Push Button and LED
This example shows you how to use the GPIO blocks in the STMicroelectronics® STM32F4-Discovery library to control the push-button and the LED's on the STMicroelectronics® STM32F4-Discovery board.
Embedded Coder® Support Package for STMicroelectronics® STM32 Processors enables you to create and run Simulink models on STM32F4-Discovery board. The target includes a library of Simulink blocks for configuring and accessing the STM32F4-Discovery board sensors, actuators and communication interfaces.
In this example you will learn how to use the GPIO blocks in the STM32F4-Discovery library.
We recommend completing Getting Started with Embedded Coder Support Package for STMicroelectronics Discovery Boards.
To run this example you will need the following hardware:
STMicroelectronics STM32F4-Discovery board
USB type A to Mini-B cable
Task 1 - Configure GPIO blocks
In this task, you will configure the GPIO blocks in the STM32F4-Discovery library for controlling the LEDs and for reading the state of the user push button on the STM32F4-Discovery board. There are four user LED's and a user push button on the STM32F4-Discovery board. The user push button and the LEDs are connected to GPIO pins.
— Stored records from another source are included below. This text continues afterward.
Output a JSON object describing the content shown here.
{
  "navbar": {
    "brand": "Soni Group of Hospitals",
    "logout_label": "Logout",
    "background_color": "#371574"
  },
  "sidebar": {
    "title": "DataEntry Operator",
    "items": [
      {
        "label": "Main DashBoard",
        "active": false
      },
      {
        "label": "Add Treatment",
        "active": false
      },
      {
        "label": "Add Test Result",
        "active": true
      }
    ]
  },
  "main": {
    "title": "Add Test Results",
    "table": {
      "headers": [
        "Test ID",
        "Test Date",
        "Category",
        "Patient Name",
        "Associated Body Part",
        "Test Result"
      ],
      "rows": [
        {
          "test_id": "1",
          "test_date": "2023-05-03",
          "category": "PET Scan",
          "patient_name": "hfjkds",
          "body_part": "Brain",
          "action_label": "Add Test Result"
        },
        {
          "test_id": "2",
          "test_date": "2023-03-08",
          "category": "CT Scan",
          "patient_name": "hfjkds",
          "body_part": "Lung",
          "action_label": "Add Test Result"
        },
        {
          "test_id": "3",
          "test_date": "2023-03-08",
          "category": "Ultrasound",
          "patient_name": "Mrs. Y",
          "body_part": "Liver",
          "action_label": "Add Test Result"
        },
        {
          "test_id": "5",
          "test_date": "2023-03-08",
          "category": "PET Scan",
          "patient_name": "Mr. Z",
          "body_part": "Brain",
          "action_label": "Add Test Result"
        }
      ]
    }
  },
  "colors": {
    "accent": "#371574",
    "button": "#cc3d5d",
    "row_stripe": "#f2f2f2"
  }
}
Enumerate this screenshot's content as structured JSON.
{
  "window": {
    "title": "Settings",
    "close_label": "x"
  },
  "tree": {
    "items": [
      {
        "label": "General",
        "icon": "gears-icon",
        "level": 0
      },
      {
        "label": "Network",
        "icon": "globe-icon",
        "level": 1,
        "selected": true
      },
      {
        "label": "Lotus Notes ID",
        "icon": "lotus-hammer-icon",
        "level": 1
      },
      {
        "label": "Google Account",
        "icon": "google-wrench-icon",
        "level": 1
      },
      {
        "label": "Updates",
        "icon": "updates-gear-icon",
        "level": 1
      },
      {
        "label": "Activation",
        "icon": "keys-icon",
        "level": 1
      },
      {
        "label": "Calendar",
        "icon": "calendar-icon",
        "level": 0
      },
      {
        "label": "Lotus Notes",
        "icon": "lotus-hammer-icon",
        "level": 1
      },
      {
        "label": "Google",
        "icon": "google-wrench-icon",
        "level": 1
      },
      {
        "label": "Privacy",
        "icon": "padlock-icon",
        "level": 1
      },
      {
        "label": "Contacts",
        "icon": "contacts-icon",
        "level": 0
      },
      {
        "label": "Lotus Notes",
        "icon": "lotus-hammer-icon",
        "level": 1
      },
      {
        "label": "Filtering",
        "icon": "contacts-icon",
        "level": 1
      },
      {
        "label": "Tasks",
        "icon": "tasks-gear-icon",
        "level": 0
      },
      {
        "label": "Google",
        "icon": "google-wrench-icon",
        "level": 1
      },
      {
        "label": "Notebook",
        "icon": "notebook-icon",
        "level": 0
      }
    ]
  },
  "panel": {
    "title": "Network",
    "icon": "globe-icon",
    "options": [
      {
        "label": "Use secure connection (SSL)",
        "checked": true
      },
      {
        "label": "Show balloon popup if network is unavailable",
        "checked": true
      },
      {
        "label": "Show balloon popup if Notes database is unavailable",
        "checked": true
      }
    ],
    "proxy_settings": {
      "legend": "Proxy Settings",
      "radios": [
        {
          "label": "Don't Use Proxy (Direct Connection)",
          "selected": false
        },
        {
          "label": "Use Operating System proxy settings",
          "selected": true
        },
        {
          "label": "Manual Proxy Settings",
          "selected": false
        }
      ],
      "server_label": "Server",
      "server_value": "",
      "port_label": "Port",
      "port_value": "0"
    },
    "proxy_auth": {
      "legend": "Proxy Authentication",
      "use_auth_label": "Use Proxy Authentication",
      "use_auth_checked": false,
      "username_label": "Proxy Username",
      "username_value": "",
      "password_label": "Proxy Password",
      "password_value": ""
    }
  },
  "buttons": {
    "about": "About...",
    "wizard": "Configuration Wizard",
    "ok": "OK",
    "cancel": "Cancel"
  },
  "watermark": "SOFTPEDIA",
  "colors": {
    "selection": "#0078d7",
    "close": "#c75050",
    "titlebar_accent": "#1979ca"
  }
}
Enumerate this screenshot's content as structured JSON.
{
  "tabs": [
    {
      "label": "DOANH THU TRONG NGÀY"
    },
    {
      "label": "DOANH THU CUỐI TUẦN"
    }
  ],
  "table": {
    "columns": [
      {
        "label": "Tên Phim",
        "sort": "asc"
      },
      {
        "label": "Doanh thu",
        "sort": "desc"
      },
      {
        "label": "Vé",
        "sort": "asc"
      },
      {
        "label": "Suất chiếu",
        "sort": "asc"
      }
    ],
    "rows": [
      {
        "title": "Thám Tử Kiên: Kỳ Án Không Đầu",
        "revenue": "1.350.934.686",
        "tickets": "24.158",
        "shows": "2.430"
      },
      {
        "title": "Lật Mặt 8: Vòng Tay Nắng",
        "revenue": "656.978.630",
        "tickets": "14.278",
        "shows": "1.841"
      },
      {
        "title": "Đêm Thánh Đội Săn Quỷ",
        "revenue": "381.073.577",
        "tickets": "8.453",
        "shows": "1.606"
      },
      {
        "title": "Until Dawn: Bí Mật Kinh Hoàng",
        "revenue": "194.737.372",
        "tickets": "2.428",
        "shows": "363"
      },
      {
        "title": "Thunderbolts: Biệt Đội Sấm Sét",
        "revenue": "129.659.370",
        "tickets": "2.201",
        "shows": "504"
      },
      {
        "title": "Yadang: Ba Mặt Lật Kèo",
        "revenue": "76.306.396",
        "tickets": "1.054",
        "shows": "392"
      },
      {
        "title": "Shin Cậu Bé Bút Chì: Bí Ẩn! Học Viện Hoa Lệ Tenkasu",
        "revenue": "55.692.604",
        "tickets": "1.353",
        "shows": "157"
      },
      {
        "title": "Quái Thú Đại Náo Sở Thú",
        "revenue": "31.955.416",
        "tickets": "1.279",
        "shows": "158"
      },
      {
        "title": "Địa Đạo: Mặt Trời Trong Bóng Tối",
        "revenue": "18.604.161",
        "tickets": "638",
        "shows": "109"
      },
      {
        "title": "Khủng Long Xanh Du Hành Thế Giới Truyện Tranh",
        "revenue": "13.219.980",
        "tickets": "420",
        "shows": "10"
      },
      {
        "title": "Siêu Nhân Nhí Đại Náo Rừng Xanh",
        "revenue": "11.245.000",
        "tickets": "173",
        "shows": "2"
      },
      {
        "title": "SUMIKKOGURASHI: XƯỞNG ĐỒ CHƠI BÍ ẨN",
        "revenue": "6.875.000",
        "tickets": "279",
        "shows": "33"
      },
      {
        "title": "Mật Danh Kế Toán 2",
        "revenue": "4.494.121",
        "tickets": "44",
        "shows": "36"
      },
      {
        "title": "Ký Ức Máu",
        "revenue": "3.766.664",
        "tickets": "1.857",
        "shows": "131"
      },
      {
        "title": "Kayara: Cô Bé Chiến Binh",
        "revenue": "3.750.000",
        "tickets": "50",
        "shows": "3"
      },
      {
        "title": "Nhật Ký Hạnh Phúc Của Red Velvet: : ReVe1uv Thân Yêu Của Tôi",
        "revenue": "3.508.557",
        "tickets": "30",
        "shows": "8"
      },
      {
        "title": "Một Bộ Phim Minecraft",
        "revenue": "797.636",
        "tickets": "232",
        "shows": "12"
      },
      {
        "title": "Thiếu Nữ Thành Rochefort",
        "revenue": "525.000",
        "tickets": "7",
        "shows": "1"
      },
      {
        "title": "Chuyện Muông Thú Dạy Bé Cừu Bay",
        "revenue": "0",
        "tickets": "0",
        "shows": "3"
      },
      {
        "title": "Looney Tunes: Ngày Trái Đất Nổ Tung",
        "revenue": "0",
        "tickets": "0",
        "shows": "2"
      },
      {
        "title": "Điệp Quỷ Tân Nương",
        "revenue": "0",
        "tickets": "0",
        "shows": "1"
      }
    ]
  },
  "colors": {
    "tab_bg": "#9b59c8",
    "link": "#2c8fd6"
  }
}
The blue user push button is connected to GPIOA pin 0. The four LEDs labelled on the board as LD3, LD4, LD5 and LD6 are connected to GPIOD pin 13, pin 12, pin 14 and pin 15 respectively.
1. Open the Push Button and LED model. This model is configured for the STM32F4-Discovery target. A pulse generator is used to feed three of the LEDs with a periodic pulse. The period of the pulse is set to 1 second and the duty cycle to 0.5 second. The output of the pulse generator is converted to a logical value to match the GPIO Write block's input port specifications. A GPIO Read block is used to sense the state of the user push button. The output is fed to the red LED (LED5) on the board so that it will glow when the push button is pressed.
2. The settings used in each of the GPIO blocks are annotated below the block in the model. For example, the User Push Button block is configured for GPIOA pin 0. You can view the GPIO port and pin number configuration by double clicking on the block. Additional settings are available in the Configuration Parameters > Hardware Implementation > Target Hardware Resources > GPIO A. The GPIO A pin 0 is configured for push pull mode with no pull-up and no pull-down internal resistor enabled.
3. Change the Build action to Build, load and run to download and run the generated hex file, stm32f4discovery_pb_led.hex, on the STM32F4-Discovery board.
4. On the Hardware tab, Click Build, Deploy & Start > Build Stand-Alone to build the model.
NOTE: If you select Build only as your Build action like described in step 3, you have to use a flash programming tool, such as the ST-Link Utility, to load and run the generated hex file, stm32f4discovery_pb_led.hex, on the STM32F4-Discovery board.
5. Observe that the orange, green and blue LEDs on the board are ON for 0.5 second and OFF for 0.5 second. Press the blue push button to see the red LED glow.
This example illustrated how to use the GPIO blocks for controlling the LEDs and reading the state of the push button on the STM32F4-Discovery board.